Cornwall's rowing star Helen Glover has had an 'amazing surprise' after returning home following her Olympic victory. The gold medallist took to twitter after finding a gold postbox- apparently painted by her neighbours.
Police are warning parents to be on their guard after fraudsters have begun sending distressing messages in the hope of scamming money.
Victims initially receive a text message from a loved-one saying they are in hospital and the only way they can make contact is via text message.
After responding to the message, fraudsters then ask victims to purchase a mobile phone top-up code and text it to them.
Once the crooks have the code they get the cash credited to their own mobile phone account.
These messages can evolve into more elaborate scenarios and are designed to play on your emotions and get you to react quickly without thinking.
Remember that if a family member, loved-one or friend was hospitalised, they wouldn’t be forced to use a mobile phone that required credit to activate it as staff would easily be able to contact you by other means.
– Wiltshire Police
If you receive one of these messages:
Stop and think before taking immediate action.

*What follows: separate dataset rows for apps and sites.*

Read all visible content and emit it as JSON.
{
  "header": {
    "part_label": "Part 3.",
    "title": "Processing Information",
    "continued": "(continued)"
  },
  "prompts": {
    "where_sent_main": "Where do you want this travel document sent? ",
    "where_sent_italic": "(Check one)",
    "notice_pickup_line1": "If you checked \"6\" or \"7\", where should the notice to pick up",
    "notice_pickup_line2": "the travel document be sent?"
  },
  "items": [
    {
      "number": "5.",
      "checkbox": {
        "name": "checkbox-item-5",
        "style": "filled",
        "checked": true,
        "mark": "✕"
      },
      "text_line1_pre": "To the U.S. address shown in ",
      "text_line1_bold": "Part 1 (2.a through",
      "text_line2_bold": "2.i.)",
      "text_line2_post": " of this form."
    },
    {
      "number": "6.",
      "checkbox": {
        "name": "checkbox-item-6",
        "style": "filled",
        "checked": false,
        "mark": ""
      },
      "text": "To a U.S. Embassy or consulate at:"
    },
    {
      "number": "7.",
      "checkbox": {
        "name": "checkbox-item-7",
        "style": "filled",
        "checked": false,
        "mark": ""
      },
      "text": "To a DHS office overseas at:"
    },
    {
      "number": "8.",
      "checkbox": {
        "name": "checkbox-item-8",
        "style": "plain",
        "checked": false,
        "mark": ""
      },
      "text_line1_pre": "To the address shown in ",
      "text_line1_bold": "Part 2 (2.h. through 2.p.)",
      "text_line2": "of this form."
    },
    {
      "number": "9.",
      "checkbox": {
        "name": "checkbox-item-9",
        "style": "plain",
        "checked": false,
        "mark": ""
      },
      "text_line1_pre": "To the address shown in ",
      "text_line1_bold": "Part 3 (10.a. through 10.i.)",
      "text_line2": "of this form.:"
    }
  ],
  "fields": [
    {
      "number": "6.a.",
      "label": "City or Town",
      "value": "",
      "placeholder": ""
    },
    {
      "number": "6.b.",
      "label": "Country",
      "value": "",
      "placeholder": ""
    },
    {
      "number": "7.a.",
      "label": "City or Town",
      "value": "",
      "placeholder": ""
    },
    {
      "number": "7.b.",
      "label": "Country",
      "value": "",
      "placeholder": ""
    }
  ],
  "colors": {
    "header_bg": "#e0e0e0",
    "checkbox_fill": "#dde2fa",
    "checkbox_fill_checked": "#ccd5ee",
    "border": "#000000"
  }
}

Do you recognise the number? An easy way to check if the text you receive is a scam is to contact who the text is purportedly from, directly on their normal number that you recognise or have stored.
Chances are they will answer their phone or text you back.
Do not send any voucher codes, top-ups or money and do not provide any personal details or information.